Relations between Cuba and Venezuela, already close, were deepened with the signing of a new trade agreement. This agreement will eliminate tariffs and import duties and promote investment as well as technical and educational cooperation between the two countries.
Also, Chavez and Castro signed an agreement that would commit their two countries to apply the principles of the Bolivarian Alternative of the Americas (ALBA) in all future agreements. The ALBA is a project that Venezuela has proposed as an alternative to the US-sponsored Free Trade Area of the Americas (FTAA). Instead of pursuing free trade, this agreement’s main principles are solidarity, reciprocity, respect for differences, and full integration.
Chávez’s visit reaffirmed the close bonds of friendship and solidarity between the two nations. Venezuela and Cuba have been close trading partners since a cooperative agreement was signed between them on October 30, 2000. The new agreement extended their commercial relationship, agreeing that Cuban goods and services will be paid for with Venezuela products and currency.
Chávez arrived in Cuba late Monday night with a large delegation of Venezuelan Ministers, including Foreign Minister Alí Rodríguez Araque, Minister of Communications Andrés Izarra, and Finance Minister Nelson Merentes. It was decided that Venezuela will transfer technology, finance development projects in the agriculture, service, energy and infrastructures sectors. Cuba, in addition to providing over 15,000 medical professionals who participate in Barrio Adentro, a social program which provides medical treatment to Venezuelans and trains doctors and specialists, will grant 2,000 annual scholarships to Venezuelan students. Also, the agreement commits the two countries to work together with other Latin American countries to fight illiteracy.
The agreement assures that Cuba will continue to receive 53,000 barrels of oil per day, but fixes the price of oil at international prices and guarantees a $27 per barrel minimum price, in the event that international prices fall.
During a special ceremony held in the Karl Marx Theater, Chávez gave a speech in which he acknowledged that the Venezuelan Revolution has had the good fortune of following in the footsteps of an older brother, the Cuban Revolution, "a brother that has come to strengthen and reinforce the fight and the achievements that we have modestly accomplished over the past few years."
Chavez stated that, "the Cuban Revolution and the Bolivarian Revolution have demonstrated that a better world is not only possible but also is perfectly attainable -- a different world is essential in order to save life and the planet."
He went on to explain that cooperation between the two nations would help to promote the Bolivarian Alterative for the Americas, (ALBA) an agreement that he referred to as the only option to the Free Trade Area of the Americas (FTAA), "the neoliberal project that the United States wanted to impose upon our nations for so many years."
Since Chávez assumed the presidency in 1998, Venezuela has become Cuba’s closest ally in the region.

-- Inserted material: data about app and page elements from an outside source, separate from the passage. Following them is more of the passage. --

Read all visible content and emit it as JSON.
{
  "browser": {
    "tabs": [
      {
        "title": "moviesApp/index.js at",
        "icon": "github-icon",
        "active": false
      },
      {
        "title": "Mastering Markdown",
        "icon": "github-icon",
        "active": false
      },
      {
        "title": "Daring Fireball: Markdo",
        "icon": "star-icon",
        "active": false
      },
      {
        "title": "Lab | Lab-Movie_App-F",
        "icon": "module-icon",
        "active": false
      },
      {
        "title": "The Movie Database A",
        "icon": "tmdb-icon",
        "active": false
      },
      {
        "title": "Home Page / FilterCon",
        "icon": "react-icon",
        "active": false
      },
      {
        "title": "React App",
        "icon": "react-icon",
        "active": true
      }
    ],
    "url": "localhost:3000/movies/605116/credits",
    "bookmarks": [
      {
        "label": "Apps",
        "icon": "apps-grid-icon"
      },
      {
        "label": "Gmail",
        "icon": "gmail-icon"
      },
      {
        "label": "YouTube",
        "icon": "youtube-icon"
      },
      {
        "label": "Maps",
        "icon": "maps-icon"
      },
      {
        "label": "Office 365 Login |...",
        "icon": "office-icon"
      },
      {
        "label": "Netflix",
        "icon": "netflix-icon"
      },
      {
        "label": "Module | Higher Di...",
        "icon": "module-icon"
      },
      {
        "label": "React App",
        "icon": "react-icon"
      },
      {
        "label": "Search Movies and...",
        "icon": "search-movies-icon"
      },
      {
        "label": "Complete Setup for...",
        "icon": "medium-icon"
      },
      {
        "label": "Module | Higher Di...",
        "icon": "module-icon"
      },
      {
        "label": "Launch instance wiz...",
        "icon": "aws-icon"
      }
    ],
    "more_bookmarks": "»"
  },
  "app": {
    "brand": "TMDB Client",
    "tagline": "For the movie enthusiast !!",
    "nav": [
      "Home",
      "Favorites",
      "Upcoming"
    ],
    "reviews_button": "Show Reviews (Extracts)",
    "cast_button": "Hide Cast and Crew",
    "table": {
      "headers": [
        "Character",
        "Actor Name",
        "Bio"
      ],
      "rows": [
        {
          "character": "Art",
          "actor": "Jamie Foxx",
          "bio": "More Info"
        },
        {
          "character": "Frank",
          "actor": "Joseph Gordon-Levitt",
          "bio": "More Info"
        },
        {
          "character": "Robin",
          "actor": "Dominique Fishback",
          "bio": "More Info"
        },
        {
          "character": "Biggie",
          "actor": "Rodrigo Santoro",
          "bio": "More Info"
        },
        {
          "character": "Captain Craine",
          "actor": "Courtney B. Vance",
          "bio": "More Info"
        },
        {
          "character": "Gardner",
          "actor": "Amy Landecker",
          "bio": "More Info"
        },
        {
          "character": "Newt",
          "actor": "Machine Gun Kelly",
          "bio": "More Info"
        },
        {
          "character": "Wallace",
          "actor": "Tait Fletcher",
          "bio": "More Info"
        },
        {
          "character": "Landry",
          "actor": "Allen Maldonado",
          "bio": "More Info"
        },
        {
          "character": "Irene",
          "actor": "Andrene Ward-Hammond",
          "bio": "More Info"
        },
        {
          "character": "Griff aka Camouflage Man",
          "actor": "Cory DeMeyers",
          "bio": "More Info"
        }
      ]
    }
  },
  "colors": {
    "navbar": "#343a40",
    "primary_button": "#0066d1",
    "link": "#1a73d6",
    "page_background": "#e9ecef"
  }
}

Cuba has been in desperate need of economic assistance since food and oil subsidies were eliminated when the Soviet Union collapsed in 1989. In the past 10 years, Chávez has visited Cuba 11 times and he promised that he would always continue visiting Cuba. "Within 10 years, by 2014, we will be here remembering what we said in 1994 and in 2004, looking back on what we have done and criticizing the consequences of our actions. We will also be here in 2024. We will be here forever, even when we are not able to be here physically."
Chávez is scheduled to fly to Brazil on Wednesday in order to meet with MEROSUR nations Argentina, Uruguay, Paraguay, and Brazil.
US State Department expresses concern Richard Boucher, the spokesperson for the US State Department, reacted to the agreements signed between Cuba and Venezuela by saying, "Any attempt to emulate a Cuban model at a time of increasing global expansion, regional integration and opportunity for individuals would be a step backward for the people of Venezuela."